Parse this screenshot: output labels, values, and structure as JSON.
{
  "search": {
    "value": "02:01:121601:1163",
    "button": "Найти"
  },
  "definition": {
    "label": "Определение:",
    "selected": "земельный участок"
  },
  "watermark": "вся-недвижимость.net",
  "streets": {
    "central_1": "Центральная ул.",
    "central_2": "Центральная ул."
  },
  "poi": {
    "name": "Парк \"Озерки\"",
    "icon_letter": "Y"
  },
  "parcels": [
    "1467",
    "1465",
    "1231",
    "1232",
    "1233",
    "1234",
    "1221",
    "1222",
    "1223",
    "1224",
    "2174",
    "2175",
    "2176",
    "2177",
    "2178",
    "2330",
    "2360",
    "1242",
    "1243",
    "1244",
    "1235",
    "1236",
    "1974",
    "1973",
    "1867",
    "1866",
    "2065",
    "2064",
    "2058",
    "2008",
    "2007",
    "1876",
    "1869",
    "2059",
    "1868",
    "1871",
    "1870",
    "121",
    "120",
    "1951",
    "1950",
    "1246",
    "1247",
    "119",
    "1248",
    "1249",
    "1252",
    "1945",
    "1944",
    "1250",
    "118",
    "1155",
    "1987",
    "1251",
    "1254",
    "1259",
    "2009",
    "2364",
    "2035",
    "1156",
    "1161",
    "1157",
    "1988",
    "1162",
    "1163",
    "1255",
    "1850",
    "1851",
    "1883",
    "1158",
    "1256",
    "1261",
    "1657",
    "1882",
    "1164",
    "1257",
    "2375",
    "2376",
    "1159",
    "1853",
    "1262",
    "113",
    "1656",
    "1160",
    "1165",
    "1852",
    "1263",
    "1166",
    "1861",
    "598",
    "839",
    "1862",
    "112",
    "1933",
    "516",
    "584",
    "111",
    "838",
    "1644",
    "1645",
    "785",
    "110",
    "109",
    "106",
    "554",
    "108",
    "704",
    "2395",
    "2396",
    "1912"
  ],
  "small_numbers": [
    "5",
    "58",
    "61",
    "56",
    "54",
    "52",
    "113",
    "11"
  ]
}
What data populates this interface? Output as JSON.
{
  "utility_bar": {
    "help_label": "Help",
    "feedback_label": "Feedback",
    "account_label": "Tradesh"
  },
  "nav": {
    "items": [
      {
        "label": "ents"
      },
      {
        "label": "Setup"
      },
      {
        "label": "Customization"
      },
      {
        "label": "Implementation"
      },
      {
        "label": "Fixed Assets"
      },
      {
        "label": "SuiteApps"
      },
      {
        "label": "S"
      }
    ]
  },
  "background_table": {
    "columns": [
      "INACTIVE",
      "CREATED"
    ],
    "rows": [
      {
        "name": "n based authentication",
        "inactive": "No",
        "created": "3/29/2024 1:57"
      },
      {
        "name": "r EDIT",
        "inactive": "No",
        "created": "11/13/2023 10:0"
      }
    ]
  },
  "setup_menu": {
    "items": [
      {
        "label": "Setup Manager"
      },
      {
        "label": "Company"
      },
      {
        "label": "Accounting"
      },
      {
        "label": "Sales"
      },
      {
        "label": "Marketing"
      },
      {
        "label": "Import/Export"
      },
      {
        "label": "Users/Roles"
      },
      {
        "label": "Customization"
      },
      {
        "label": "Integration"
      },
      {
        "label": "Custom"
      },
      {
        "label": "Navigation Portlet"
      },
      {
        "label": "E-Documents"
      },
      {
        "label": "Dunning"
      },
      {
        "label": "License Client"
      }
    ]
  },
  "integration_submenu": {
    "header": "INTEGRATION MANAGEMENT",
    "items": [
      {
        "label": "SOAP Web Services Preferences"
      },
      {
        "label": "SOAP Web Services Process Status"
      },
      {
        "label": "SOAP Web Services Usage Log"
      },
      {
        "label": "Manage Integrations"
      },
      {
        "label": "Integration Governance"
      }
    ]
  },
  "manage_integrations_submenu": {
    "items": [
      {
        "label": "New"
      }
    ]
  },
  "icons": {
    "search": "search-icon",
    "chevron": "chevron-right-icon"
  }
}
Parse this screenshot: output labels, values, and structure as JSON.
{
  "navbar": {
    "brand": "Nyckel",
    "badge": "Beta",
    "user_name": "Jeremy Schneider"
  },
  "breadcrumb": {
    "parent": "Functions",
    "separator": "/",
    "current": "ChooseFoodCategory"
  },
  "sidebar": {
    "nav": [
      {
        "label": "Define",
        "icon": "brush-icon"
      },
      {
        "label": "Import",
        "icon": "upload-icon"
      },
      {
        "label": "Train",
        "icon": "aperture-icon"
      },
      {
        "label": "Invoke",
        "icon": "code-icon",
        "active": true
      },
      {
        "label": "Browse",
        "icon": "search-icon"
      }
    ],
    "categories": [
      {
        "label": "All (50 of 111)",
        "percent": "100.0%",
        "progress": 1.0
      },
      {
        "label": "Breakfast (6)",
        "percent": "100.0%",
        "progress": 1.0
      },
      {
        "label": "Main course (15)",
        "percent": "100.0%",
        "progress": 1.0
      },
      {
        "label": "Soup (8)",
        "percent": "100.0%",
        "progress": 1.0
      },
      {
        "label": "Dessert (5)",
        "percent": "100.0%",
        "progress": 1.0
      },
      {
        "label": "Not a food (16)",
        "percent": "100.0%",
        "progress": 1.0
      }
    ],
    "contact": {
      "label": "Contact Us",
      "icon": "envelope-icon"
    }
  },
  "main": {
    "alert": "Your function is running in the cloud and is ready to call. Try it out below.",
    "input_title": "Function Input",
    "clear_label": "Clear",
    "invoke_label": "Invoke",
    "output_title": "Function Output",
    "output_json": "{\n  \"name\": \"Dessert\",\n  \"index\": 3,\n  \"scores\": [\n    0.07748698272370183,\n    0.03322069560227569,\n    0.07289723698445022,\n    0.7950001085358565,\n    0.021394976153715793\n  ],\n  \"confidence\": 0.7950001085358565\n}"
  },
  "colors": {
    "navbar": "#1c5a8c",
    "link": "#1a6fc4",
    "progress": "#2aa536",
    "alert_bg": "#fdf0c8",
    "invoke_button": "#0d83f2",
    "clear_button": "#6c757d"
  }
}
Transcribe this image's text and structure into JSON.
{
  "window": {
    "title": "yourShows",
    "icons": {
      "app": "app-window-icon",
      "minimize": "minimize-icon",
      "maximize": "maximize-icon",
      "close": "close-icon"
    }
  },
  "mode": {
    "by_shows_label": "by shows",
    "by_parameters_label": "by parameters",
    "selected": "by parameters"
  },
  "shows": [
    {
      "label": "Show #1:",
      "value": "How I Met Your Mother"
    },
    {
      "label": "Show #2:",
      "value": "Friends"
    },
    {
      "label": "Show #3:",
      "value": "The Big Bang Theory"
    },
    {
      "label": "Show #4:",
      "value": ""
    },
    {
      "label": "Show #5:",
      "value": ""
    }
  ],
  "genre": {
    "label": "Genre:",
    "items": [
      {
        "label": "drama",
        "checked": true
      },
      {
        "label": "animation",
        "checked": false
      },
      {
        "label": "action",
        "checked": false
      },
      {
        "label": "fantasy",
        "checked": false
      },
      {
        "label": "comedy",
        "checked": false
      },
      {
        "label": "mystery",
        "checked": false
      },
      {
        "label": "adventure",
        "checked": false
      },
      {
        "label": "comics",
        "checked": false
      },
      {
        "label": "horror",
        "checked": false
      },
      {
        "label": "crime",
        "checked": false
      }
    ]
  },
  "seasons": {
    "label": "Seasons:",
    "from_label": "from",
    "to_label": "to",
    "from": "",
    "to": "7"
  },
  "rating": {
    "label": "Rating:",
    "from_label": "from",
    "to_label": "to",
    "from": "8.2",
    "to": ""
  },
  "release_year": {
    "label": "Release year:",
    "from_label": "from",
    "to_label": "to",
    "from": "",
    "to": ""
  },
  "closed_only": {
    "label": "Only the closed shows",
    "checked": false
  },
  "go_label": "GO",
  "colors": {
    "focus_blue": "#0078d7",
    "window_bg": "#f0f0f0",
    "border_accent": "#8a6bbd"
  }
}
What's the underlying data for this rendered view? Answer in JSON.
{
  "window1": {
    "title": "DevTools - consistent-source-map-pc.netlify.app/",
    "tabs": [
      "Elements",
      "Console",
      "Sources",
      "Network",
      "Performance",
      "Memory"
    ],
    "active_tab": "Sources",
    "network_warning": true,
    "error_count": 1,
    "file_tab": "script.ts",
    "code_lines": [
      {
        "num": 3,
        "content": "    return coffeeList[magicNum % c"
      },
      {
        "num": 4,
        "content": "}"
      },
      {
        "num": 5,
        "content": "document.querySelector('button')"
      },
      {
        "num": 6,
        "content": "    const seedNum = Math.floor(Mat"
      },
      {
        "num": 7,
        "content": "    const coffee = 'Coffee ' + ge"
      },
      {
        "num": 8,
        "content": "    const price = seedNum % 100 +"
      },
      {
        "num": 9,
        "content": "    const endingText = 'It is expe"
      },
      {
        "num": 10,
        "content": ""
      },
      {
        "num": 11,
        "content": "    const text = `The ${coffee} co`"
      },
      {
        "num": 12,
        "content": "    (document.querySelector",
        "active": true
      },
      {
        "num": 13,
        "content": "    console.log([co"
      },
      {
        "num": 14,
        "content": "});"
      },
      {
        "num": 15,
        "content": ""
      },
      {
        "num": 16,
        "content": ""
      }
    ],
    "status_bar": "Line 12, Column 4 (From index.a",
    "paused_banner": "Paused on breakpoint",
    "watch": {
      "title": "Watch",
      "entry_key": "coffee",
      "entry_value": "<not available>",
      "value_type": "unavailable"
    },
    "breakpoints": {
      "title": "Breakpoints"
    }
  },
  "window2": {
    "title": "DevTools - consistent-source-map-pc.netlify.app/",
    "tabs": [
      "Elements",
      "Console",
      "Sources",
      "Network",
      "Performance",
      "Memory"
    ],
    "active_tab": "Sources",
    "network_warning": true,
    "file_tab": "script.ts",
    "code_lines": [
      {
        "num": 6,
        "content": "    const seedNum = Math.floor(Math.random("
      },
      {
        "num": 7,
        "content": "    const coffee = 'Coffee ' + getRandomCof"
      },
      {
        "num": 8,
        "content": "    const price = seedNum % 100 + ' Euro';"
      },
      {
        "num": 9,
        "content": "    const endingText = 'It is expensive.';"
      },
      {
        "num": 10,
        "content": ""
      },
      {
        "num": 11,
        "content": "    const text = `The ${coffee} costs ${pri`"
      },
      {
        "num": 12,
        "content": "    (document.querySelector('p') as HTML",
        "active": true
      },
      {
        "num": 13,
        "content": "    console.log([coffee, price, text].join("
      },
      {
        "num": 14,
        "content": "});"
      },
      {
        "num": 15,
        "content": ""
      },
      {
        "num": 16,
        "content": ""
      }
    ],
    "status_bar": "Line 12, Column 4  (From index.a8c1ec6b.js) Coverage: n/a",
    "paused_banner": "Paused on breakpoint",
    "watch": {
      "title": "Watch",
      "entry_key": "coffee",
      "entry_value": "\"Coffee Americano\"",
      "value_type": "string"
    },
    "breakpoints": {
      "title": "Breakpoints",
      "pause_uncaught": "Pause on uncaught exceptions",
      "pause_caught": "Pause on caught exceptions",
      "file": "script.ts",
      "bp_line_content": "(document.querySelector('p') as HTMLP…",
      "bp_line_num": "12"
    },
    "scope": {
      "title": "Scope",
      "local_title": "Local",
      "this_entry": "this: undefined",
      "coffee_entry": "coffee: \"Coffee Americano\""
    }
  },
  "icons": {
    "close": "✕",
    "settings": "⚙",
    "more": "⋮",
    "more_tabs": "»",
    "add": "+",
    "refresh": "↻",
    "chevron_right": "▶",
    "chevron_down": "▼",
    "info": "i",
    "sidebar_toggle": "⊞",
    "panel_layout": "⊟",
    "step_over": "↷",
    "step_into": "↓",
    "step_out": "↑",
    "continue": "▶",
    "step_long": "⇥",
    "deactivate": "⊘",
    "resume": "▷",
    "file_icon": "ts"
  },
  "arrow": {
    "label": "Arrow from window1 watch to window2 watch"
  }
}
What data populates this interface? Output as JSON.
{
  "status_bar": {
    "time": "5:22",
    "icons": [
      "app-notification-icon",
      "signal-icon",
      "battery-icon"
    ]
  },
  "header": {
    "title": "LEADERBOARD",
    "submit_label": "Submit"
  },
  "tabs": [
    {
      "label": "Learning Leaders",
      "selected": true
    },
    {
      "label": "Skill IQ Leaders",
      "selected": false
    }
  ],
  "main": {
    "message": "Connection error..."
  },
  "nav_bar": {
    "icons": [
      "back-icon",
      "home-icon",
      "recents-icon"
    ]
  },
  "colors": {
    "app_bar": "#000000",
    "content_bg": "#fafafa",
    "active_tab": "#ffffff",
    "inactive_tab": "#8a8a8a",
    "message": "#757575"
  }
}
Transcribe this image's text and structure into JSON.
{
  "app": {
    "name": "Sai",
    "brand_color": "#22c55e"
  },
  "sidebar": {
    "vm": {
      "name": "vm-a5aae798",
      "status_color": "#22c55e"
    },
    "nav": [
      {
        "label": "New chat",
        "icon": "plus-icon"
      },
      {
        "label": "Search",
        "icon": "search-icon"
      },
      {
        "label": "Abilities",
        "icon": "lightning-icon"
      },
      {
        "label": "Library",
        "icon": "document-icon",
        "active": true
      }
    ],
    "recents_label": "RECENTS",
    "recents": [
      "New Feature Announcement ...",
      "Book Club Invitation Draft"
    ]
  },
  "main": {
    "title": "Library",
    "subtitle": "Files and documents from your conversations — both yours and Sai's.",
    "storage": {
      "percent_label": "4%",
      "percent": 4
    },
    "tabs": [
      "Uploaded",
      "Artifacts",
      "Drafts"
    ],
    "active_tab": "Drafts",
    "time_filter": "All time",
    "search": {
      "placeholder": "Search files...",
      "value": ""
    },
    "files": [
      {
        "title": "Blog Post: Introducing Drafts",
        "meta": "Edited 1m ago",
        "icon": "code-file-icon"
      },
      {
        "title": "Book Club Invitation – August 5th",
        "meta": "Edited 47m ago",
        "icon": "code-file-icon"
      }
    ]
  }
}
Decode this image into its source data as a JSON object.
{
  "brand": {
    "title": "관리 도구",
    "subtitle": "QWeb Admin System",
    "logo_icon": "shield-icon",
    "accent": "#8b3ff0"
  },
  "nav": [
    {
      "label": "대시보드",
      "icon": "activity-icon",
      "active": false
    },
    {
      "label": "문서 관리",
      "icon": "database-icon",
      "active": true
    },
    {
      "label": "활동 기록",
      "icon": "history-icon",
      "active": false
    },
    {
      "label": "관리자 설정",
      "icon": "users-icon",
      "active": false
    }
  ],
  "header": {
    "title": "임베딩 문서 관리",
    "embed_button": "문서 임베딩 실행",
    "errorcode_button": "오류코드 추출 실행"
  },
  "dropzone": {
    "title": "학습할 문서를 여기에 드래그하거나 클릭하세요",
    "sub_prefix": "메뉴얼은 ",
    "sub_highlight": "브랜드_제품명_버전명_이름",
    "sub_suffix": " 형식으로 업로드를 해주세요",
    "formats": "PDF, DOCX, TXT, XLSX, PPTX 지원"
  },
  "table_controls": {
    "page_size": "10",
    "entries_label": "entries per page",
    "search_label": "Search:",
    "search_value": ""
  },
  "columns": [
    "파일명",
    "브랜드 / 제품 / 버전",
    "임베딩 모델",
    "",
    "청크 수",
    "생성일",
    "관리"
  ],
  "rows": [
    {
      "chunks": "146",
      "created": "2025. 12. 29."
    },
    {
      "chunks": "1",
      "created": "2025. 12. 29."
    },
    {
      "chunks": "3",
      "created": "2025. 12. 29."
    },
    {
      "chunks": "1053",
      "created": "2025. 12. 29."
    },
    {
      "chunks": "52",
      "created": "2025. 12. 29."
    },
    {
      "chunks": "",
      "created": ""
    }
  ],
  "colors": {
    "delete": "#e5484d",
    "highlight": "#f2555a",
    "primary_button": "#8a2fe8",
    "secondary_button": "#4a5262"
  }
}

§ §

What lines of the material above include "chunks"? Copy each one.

      "chunks": "146",
      "chunks": "1",
      "chunks": "3",
      "chunks": "1053",
      "chunks": "52",
      "chunks": "",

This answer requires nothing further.